**Problem description**:
Scan the records below for the word "eGovFrame". Copy each line where it appears.

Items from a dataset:
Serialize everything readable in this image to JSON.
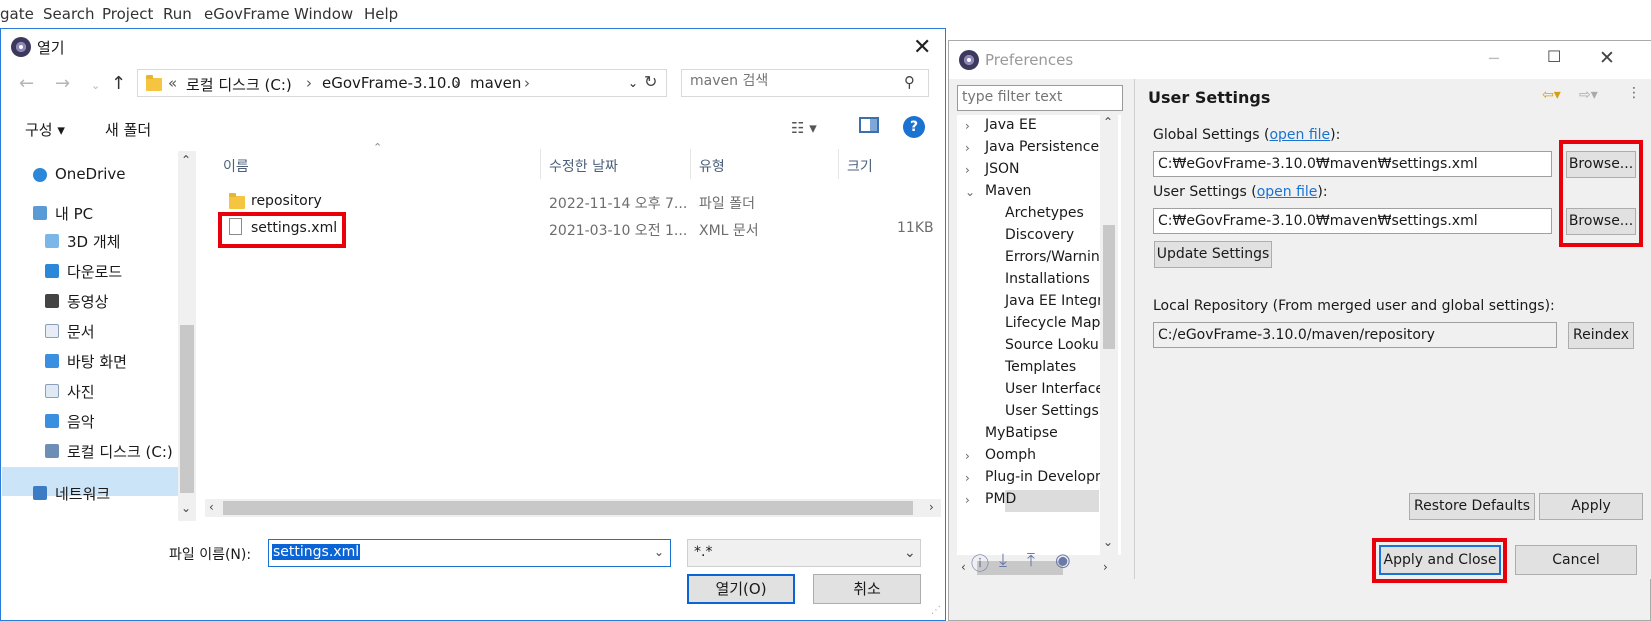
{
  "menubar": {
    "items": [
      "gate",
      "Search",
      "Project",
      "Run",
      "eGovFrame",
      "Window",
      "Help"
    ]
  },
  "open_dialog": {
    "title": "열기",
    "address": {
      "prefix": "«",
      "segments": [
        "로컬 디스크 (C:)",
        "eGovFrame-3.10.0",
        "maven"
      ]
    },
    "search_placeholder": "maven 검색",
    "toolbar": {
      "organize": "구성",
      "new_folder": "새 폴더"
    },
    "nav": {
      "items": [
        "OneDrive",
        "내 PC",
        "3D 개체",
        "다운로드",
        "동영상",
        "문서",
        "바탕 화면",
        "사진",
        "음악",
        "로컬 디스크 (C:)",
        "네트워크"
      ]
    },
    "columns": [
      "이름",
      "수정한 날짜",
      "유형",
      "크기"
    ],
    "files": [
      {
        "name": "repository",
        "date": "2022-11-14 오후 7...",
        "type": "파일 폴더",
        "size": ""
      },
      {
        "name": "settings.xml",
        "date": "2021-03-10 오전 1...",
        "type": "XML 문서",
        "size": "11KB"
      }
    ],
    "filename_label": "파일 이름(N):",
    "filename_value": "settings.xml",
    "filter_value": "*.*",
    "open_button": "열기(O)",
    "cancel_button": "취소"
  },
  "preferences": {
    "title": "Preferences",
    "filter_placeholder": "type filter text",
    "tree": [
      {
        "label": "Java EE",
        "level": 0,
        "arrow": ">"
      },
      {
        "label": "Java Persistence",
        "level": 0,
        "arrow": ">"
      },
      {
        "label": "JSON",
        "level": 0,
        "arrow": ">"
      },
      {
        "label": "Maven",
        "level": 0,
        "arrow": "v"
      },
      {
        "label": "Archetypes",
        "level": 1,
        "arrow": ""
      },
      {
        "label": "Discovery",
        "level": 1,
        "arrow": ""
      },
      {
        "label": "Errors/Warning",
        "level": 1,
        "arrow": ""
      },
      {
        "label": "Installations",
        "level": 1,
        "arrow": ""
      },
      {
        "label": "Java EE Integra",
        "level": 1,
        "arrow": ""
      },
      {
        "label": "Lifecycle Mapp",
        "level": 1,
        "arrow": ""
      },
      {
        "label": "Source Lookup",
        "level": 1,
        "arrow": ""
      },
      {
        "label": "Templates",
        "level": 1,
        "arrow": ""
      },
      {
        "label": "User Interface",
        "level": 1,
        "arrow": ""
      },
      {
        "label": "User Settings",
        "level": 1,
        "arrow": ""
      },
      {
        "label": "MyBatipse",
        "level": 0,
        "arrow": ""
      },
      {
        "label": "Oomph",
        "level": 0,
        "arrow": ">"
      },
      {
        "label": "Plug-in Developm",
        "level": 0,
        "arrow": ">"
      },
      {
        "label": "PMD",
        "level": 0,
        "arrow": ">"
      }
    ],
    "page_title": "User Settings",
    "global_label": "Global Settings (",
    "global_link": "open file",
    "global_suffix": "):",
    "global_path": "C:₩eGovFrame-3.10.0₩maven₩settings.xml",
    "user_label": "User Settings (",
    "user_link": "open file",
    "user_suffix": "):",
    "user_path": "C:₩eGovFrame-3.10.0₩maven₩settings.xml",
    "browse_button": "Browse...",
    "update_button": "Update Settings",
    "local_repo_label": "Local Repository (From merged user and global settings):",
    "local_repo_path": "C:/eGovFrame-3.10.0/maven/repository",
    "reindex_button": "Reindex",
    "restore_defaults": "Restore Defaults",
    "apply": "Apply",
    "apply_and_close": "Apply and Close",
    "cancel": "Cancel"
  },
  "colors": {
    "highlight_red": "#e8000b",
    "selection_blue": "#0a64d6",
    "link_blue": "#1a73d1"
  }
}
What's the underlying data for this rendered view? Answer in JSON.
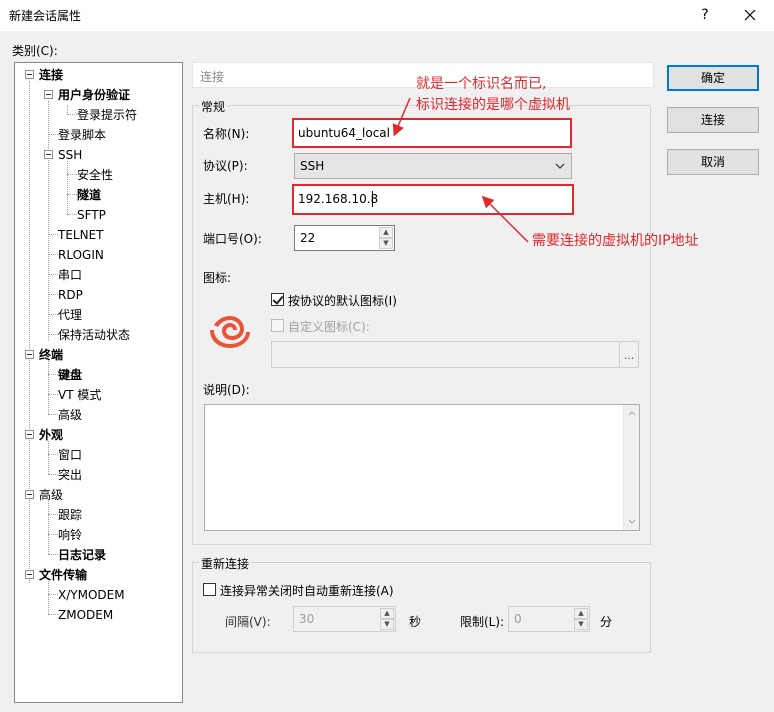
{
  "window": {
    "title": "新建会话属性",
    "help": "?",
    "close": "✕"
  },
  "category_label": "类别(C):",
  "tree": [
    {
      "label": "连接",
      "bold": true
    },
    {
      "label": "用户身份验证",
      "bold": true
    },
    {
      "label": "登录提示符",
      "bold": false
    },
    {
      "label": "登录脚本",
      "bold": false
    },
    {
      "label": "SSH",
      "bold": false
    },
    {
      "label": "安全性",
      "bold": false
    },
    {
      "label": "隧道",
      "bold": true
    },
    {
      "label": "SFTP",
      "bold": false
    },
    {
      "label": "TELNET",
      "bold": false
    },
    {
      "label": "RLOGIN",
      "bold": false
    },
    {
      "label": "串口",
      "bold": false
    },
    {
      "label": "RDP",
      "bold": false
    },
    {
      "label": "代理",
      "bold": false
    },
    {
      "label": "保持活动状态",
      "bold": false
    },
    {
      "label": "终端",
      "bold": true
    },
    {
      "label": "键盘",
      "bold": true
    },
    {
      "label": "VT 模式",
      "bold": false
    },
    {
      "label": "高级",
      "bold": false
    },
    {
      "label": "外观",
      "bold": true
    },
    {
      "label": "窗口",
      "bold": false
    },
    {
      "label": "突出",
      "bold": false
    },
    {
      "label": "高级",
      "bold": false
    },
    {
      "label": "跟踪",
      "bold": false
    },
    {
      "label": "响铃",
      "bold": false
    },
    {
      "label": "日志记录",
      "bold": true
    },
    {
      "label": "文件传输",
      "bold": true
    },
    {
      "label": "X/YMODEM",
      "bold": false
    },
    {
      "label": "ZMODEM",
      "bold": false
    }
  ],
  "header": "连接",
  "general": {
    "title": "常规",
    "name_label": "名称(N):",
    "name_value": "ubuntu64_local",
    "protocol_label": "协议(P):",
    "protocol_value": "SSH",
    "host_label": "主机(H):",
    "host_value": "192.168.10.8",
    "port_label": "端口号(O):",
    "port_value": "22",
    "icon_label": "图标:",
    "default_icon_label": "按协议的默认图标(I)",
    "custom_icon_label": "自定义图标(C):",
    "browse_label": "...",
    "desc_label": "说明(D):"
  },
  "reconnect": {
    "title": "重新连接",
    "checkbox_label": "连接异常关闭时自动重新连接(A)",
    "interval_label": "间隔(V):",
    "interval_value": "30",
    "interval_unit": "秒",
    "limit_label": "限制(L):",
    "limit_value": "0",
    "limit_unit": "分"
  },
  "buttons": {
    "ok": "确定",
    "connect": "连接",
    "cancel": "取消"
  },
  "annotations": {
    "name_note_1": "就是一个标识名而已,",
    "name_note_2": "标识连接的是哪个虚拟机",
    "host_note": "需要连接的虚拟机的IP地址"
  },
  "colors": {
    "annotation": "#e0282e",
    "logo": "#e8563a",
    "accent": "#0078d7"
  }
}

**Result**:
      "eGovFrame",
        "eGovFrame-3.10.0",
    "global_path": "C:₩eGovFrame-3.10.0₩maven₩settings.xml",
    "user_path": "C:₩eGovFrame-3.10.0₩maven₩settings.xml",
    "local_repo_path": "C:/eGovFrame-3.10.0/maven/repository",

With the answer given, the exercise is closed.